▸ Task details
In full and without alteration, print the entries that follow.

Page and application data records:
- Opening Delimiter -

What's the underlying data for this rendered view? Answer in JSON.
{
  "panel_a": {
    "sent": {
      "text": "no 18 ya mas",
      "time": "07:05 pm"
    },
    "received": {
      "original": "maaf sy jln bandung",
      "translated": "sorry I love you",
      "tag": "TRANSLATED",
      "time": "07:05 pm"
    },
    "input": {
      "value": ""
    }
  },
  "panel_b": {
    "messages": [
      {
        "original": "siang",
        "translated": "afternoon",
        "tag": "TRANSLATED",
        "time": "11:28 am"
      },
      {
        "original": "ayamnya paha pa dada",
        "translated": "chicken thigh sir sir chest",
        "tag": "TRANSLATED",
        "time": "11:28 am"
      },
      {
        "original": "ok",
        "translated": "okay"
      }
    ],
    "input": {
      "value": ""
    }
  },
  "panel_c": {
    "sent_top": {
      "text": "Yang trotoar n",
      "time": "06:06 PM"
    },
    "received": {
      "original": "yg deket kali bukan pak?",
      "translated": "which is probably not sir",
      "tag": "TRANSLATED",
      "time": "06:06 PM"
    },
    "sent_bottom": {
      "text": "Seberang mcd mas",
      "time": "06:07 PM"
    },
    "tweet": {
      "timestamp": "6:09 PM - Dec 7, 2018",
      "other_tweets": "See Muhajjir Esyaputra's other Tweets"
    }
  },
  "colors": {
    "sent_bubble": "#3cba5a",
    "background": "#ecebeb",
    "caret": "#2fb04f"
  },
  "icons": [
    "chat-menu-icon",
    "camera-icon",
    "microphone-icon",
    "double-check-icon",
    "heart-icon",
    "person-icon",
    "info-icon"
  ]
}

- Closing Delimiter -

▸ Exercise result
What's the underlying data for this rendered view? Answer in JSON.
{
  "panel_a": {
    "sent": {
      "text": "no 18 ya mas",
      "time": "07:05 pm"
    },
    "received": {
      "original": "maaf sy jln bandung",
      "translated": "sorry I love you",
      "tag": "TRANSLATED",
      "time": "07:05 pm"
    },
    "input": {
      "value": ""
    }
  },
  "panel_b": {
    "messages": [
      {
        "original": "siang",
        "translated": "afternoon",
        "tag": "TRANSLATED",
        "time": "11:28 am"
      },
      {
        "original": "ayamnya paha pa dada",
        "translated": "chicken thigh sir sir chest",
        "tag": "TRANSLATED",
        "time": "11:28 am"
      },
      {
        "original": "ok",
        "translated": "okay"
      }
    ],
    "input": {
      "value": ""
    }
  },
  "panel_c": {
    "sent_top": {
      "text": "Yang trotoar n",
      "time": "06:06 PM"
    },
    "received": {
      "original": "yg deket kali bukan pak?",
      "translated": "which is probably not sir",
      "tag": "TRANSLATED",
      "time": "06:06 PM"
    },
    "sent_bottom": {
      "text": "Seberang mcd mas",
      "time": "06:07 PM"
    },
    "tweet": {
      "timestamp": "6:09 PM - Dec 7, 2018",
      "other_tweets": "See Muhajjir Esyaputra's other Tweets"
    }
  },
  "colors": {
    "sent_bubble": "#3cba5a",
    "background": "#ecebeb",
    "caret": "#2fb04f"
  },
  "icons": [
    "chat-menu-icon",
    "camera-icon",
    "microphone-icon",
    "double-check-icon",
    "heart-icon",
    "person-icon",
    "info-icon"
  ]
}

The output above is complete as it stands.